### Work task
Look through the entries that follow and count the lines with the word "JSON". The reply is that number alone.

### Records provided
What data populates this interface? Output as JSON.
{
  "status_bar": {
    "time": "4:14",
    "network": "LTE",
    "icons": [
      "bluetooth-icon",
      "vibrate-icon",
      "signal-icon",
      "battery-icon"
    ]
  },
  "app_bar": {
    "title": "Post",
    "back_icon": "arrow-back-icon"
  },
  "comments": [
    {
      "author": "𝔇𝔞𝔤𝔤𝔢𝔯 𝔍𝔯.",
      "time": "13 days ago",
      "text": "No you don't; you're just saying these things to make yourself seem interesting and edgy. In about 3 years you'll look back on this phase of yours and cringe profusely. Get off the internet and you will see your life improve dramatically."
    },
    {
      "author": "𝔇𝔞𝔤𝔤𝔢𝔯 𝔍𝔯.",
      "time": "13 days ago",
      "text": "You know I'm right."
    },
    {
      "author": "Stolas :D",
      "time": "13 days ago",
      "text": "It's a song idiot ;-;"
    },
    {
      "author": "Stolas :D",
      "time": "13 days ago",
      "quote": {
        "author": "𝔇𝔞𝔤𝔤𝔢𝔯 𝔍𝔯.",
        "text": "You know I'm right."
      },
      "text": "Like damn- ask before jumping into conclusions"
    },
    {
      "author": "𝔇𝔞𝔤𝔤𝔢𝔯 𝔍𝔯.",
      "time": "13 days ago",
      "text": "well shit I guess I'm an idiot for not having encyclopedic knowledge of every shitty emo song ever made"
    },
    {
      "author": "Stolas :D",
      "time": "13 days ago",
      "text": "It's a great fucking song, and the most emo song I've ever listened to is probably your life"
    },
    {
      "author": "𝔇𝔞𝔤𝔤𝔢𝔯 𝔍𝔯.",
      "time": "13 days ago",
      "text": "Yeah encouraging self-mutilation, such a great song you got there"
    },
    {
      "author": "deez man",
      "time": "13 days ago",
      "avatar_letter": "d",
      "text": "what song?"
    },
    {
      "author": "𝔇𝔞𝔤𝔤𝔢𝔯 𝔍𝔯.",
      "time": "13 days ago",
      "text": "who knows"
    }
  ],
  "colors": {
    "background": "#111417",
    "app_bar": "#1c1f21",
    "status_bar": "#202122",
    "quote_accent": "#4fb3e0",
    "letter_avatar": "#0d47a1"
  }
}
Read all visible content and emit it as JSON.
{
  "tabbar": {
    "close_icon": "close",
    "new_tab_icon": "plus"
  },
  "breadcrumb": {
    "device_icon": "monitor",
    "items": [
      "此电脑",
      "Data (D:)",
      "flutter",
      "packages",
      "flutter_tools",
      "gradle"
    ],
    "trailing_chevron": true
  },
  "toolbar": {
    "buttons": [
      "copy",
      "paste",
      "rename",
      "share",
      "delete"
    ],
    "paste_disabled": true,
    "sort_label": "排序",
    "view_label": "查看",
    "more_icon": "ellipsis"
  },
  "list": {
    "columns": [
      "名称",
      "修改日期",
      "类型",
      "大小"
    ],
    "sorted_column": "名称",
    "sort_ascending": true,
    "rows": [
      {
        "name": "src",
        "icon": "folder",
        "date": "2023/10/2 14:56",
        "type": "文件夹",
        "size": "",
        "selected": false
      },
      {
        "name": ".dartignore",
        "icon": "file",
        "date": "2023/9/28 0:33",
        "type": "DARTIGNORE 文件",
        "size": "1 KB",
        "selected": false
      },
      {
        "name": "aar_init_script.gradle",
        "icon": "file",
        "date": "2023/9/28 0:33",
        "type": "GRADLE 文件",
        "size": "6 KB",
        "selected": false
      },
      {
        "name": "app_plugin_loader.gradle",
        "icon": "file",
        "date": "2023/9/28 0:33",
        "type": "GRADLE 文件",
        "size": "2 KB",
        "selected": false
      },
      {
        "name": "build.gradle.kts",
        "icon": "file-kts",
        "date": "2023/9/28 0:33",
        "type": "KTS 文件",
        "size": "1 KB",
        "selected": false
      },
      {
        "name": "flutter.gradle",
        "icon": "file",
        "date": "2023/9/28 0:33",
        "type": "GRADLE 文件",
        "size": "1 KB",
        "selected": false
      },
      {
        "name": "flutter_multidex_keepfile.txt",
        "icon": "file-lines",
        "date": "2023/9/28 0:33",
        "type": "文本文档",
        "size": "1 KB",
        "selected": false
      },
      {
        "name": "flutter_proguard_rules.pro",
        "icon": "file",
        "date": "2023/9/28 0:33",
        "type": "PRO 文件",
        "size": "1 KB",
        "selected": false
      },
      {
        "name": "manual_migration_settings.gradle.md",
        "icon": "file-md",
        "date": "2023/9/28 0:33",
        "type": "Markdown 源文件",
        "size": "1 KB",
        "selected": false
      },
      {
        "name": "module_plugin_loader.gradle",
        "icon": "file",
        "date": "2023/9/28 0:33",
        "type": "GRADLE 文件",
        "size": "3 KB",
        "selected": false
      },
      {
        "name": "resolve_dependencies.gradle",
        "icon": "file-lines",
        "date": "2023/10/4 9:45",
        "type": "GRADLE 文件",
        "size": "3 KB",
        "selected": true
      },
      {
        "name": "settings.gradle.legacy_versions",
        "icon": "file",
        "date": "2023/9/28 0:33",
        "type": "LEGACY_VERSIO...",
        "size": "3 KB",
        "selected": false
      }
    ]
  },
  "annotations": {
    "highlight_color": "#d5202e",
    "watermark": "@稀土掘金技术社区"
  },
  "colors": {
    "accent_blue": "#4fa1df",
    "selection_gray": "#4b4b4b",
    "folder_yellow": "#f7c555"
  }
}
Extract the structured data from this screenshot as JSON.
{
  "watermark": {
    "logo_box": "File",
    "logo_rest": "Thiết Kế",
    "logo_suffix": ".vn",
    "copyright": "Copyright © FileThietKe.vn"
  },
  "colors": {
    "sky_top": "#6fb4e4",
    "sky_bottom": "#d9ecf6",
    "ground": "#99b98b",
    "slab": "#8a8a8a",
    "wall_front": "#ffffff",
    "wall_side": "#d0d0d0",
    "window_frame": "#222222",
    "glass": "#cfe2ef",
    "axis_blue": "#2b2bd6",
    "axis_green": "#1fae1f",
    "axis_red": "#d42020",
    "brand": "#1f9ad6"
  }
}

### Output below
3